Pavilion ("a building with open sides") comes from Anglo-Norman pavilloun, from Old French paveillon, which in more recent times had the same meaning but once meant "butterfly". Yes, you read that right; this curious change in definition arose because the original pavilions, which were tents, bore some kind of a resemblance to butterfly wings, enough to merit such a name. It was too early at this point for the "butterfly" translation to enter English, but it did survive as the modern French word papillon (itself the precursor of the dog breed papillon, literally "butterfly"). Anyway, All this goes back to the Latin word papillionem, which doubled in meaning as "butterfly" and "moth", which comes from Proto-Indo-European pal, "to touch". Usage of both papillon and pavilion have plateaued over time.
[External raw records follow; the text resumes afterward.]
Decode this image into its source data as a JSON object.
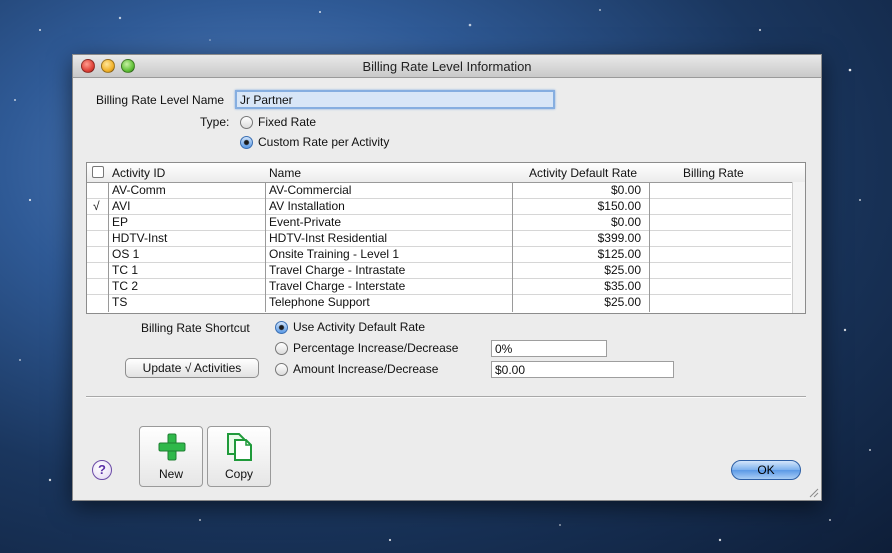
{
  "window": {
    "title": "Billing Rate Level Information"
  },
  "form": {
    "name_label": "Billing Rate Level Name",
    "name_value": "Jr Partner",
    "type_label": "Type:",
    "type_options": [
      "Fixed Rate",
      "Custom Rate per Activity"
    ],
    "type_selected": "Custom Rate per Activity"
  },
  "table": {
    "headers": {
      "activity_id": "Activity ID",
      "name": "Name",
      "default_rate": "Activity Default Rate",
      "billing_rate": "Billing Rate"
    },
    "rows": [
      {
        "check": "",
        "id": "AV-Comm",
        "name": "AV-Commercial",
        "rate": "$0.00",
        "billing": ""
      },
      {
        "check": "√",
        "id": "AVI",
        "name": "AV Installation",
        "rate": "$150.00",
        "billing": ""
      },
      {
        "check": "",
        "id": "EP",
        "name": "Event-Private",
        "rate": "$0.00",
        "billing": ""
      },
      {
        "check": "",
        "id": "HDTV-Inst",
        "name": "HDTV-Inst Residential",
        "rate": "$399.00",
        "billing": ""
      },
      {
        "check": "",
        "id": "OS 1",
        "name": "Onsite Training - Level 1",
        "rate": "$125.00",
        "billing": ""
      },
      {
        "check": "",
        "id": "TC 1",
        "name": "Travel Charge - Intrastate",
        "rate": "$25.00",
        "billing": ""
      },
      {
        "check": "",
        "id": "TC 2",
        "name": "Travel Charge - Interstate",
        "rate": "$35.00",
        "billing": ""
      },
      {
        "check": "",
        "id": "TS",
        "name": "Telephone Support",
        "rate": "$25.00",
        "billing": ""
      }
    ]
  },
  "shortcut": {
    "label": "Billing Rate Shortcut",
    "options": [
      "Use Activity Default Rate",
      "Percentage Increase/Decrease",
      "Amount Increase/Decrease"
    ],
    "selected": "Use Activity Default Rate",
    "percent_value": "0%",
    "amount_value": "$0.00",
    "update_button": "Update √ Activities"
  },
  "buttons": {
    "new": "New",
    "copy": "Copy",
    "ok": "OK",
    "help": "?"
  },
  "colors": {
    "accent": "#5b99e6",
    "new_icon": "#2fb84a",
    "copy_icon": "#2fb84a"
  }
}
Next time you're at a company picnic or something, make sure your covered area doesn't fly away.
Hello! I'm Adam Aleksic, a sophomore studying linguistics and government at Harvard University, where I founded the Harvard Undergraduate Linguistics Society. I also have disturbing interests in politics, vexillology, geography, board games, conlanging, and law.